But pride wasn't always celebrated in June. Back in 1994, a coalition of education-based organizations in the United States had designated October as LGBTQ+ History Month. And in 1995, the General Assembly of the National Education Association passed a resolution that included LGBTQ History Month within a list of commemorative months. During LGBTQ History Month, National Coming Out Day (October 11th) and the first “March on Washington” in 1979 are both commemorated.
What are some common activities during Pride Month?
Activities during Pride Month vary around the world. But most cities host vivacious parades and a series of events such as campaigns, picnics, parties, workshops, symposia and concerts. There are also memorials held for members of the LGBTQ+ community who have been lost to hate crimes or HIV and AIDs.
To find out more about Pride parades and activities, check out this Pride calendar that tracks Pride events across the country. You can also simply reach out to your local LGBTQ+ center (if you have one) and ask them what's on their Pride agenda.
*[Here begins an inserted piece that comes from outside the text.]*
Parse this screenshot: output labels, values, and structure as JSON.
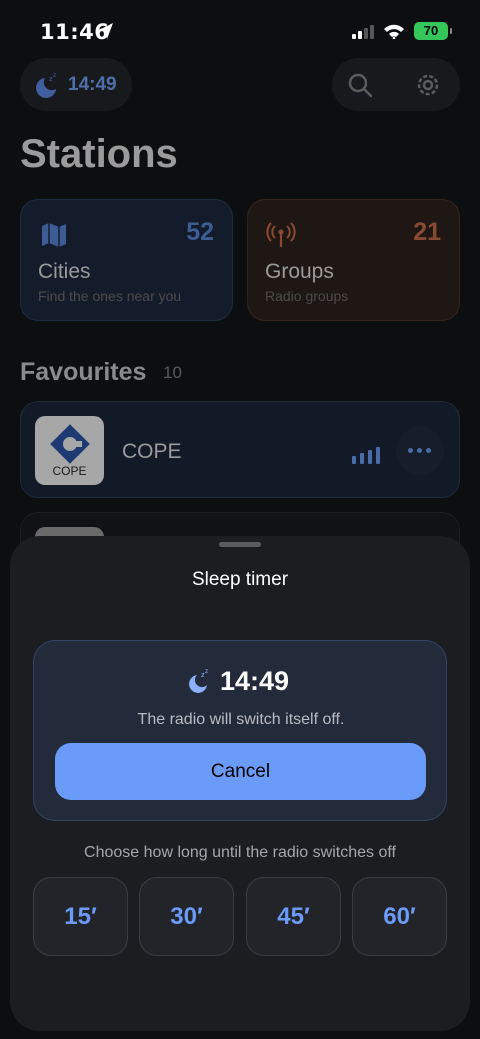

How can you celebrate Pride Month at work?
There are tons of ways to celebrate Pride Month at the office, whether you work for a startup or in a corporate office — and whether or not you're part of the human resources team or another group in charge of coordinating such celebrations.
Here are five simple ways you can celebrate the LGBTQ+ community in the workplace — and get your colleagues involved, too:
1. Wear your pride, proudly.
Wear your pride on your outfit to work. Wear a T-shirt, a hat, a bracelet, etc. to send a message to everyone in your office that you stand with the LGBTQ+ community. You can seek out Pride merchandise from places like the Human Rights Campaign and through a bunch of Etsy sellers like Brave New World Designs, for example.
Both of these happen to also share profits with LGBTQ+ organizations, so you know that you're also making a difference by wearing your pride.
2. Learn how to become a better ally.
Set up a luncheon to learn about how to become a better ally, whether or not you identify as part of the LGBTQ+ community. The Human Rights Campaign boasts an online resource, Coming out as a Supporter, that outlines ways to be a better ally when someone comes out to you.
You can also check out the Human Rights Campaign's map that highlights the policies and laws in each state, so you can stay abreast of LGBTQ+ issues and start and participate in conversations. Knowing these policies and laws will also help you advocate for your LGBTQ+ coworkers.
3. Donate your time or money to an LGBTQ+ organization.
One surefire way to make a difference is to donate your time or money to an LGBTQ+ organization, and you can start a campaign to raise money in your office or work with a local LGBTQ+ center to ask them what their needs are. There are tons of national organizations that work on behalf of the LGBTQ+ community, such as the Human Rights Campaign, the True Colors Fund, the National LGBTQ Task Force, Immigration Equality, Service & Advocacy for GLBT Elders (SAGE), PFLAG, the Transgender Law Center, the Family Equality Council, the Association of LGBTQ Journalists, the Anti-Violence Project, the Sylvia Rivera Law Project, and the National Center for Transgender Equality to get you started.
To get involved through volunteering, there are organizations like The Trevor Project through which you can gather some colleagues and go help counsel the LGBTQ+ youth in your area or the True Colors Fund through which you can launch a campaign to help those experiencing homelessness.
AnnaMarie Houlis is a feminist, a freelance journalist and an adventure aficionado with an affinity for impulsive solo travel. She spends her days writing about women’s empowerment from around the world. You can follow her work on her blog, HerReport.org, and follow her journeys on Instagram @her_report, Twitter @herreportand Facebook.